The Report by the Auditor-General into the state government’s EoI process criticises both the EoI process and the Parks and Wildlife Service’s Reserve Activity Assessment (RAA) process, most notably ‘(the) RAA is not geared to deal with more complex proposals received through EoI’.
Good news regarding the proposed helicopter-accessed tourism development at Lake Malbena from the Commonwealth Environment Minister Sussan Ley recently; “I have determined that the likely impacts to the unique values of the Tasmanian Wilderness World Heritage Area warrant a formal assessment”.
The Tyndall Range was announced as the government’s chosen option for their 'Next Iconic Walk' development in July 2019. We have prepared a background report describing the current state of play.
TWS and TNPA have filed an appeal against the 6 July 2020 decision by Tasmania’s Supreme Court relating to helicopter-accessed visitor accommodation at Lake Malbena. They will be arguing that the Court made a number of legal errors in reaching its decision.

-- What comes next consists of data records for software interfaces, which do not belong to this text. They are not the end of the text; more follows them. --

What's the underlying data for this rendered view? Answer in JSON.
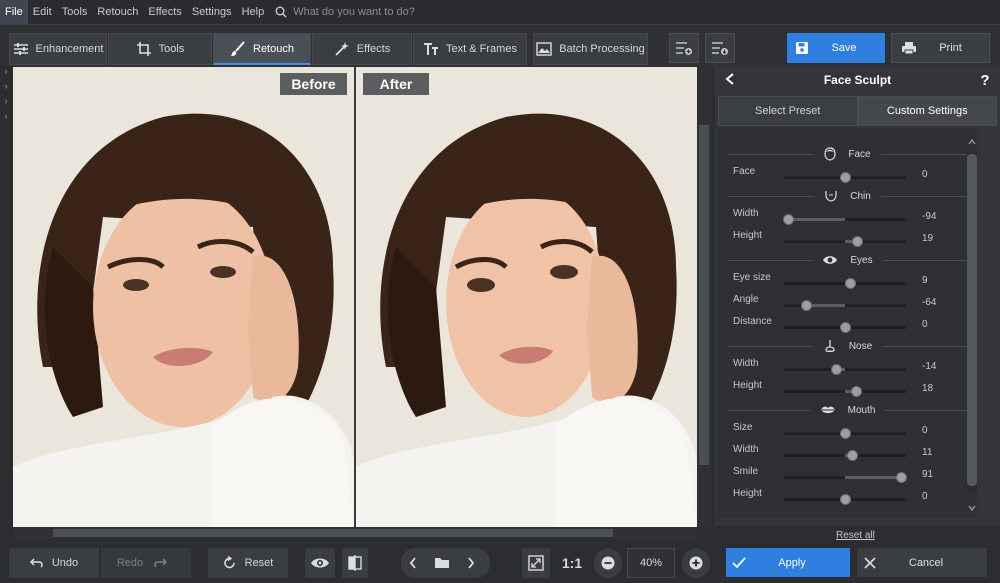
{
  "menu": {
    "items": [
      "File",
      "Edit",
      "Tools",
      "Retouch",
      "Effects",
      "Settings",
      "Help"
    ],
    "active": "File",
    "search_placeholder": "What do you want to do?"
  },
  "toolbar": {
    "tabs": [
      {
        "label": "Enhancement",
        "icon": "sliders-icon"
      },
      {
        "label": "Tools",
        "icon": "crop-icon"
      },
      {
        "label": "Retouch",
        "icon": "brush-icon",
        "active": true
      },
      {
        "label": "Effects",
        "icon": "magic-wand-icon"
      },
      {
        "label": "Text & Frames",
        "icon": "text-icon"
      },
      {
        "label": "Batch Processing",
        "icon": "images-icon"
      }
    ],
    "save_label": "Save",
    "print_label": "Print"
  },
  "canvas": {
    "before_label": "Before",
    "after_label": "After"
  },
  "panel": {
    "title": "Face Sculpt",
    "tabs": [
      "Select Preset",
      "Custom Settings"
    ],
    "active_tab": "Custom Settings",
    "sections": [
      {
        "name": "Face",
        "icon": "face-icon",
        "sliders": [
          {
            "label": "Face",
            "value": 0
          }
        ]
      },
      {
        "name": "Chin",
        "icon": "chin-icon",
        "sliders": [
          {
            "label": "Width",
            "value": -94
          },
          {
            "label": "Height",
            "value": 19
          }
        ]
      },
      {
        "name": "Eyes",
        "icon": "eye-icon",
        "sliders": [
          {
            "label": "Eye size",
            "value": 9
          },
          {
            "label": "Angle",
            "value": -64
          },
          {
            "label": "Distance",
            "value": 0
          }
        ]
      },
      {
        "name": "Nose",
        "icon": "nose-icon",
        "sliders": [
          {
            "label": "Width",
            "value": -14
          },
          {
            "label": "Height",
            "value": 18
          }
        ]
      },
      {
        "name": "Mouth",
        "icon": "lips-icon",
        "sliders": [
          {
            "label": "Size",
            "value": 0
          },
          {
            "label": "Width",
            "value": 11
          },
          {
            "label": "Smile",
            "value": 91
          },
          {
            "label": "Height",
            "value": 0
          }
        ]
      }
    ],
    "reset_all_label": "Reset all"
  },
  "bottom": {
    "undo_label": "Undo",
    "redo_label": "Redo",
    "reset_label": "Reset",
    "ratio_label": "1:1",
    "zoom_value": "40%",
    "apply_label": "Apply",
    "cancel_label": "Cancel"
  },
  "colors": {
    "accent": "#2f7fe0",
    "background": "#2b2d30",
    "panel": "#333538"
  }
}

It's been quite a journey to a hearing at the Planning Appeal Tribunal. This is not just an appeal about a tourism development in a Tasmanian national park. We anticipate that the outcome will set a national precedent.
This issue has a focus on Tasmania's marine protected areas, with many stunning photos accompanying a detailed article. Other articles discuss various threats to the values of some terrestrial reserves - potential overuse at the Walls of Jerusalem, the major new track and hut(s) proposed for the Tyndall Range area, and the likely long term impact of the 2019 wildfires.
BAD NEWS! The Supreme Court’s decision on the appeal by The Wilderness Society and ourselves, against the Planning Tribunal decision regarding the Lake Malbena development proposal, was handed down on 13th July. Neither of our grounds of appeal succeeded.
The proposal for a commercial hut (lodge) at Lake Rodway, below Cradle Mountain, has now reached the detailed planning stage. We are opposed to this proposal on the grounds of impacts on the natural environment and the experience of other users of the area, but in the event that the proposal proceeds, the hut and the proliferation of other facilities should be redesigned to minimise its footprint.
The TNPA agrees that the foothills of kunanyi provide a popular and valued resource for local mountain bike riders but their interests should not be considered in isolation from kunanyi’s high natural and cultural values, including a long history of recreational use by walkers.
Together with other conservation groups, we have declined to participate in the consultation process on this Master Plan on the basis that it can only influence tourism policy within the parameters set by the TWWHA Management Plan and so does not represent a serious attempt to strike a considered balance between conservation and preservation.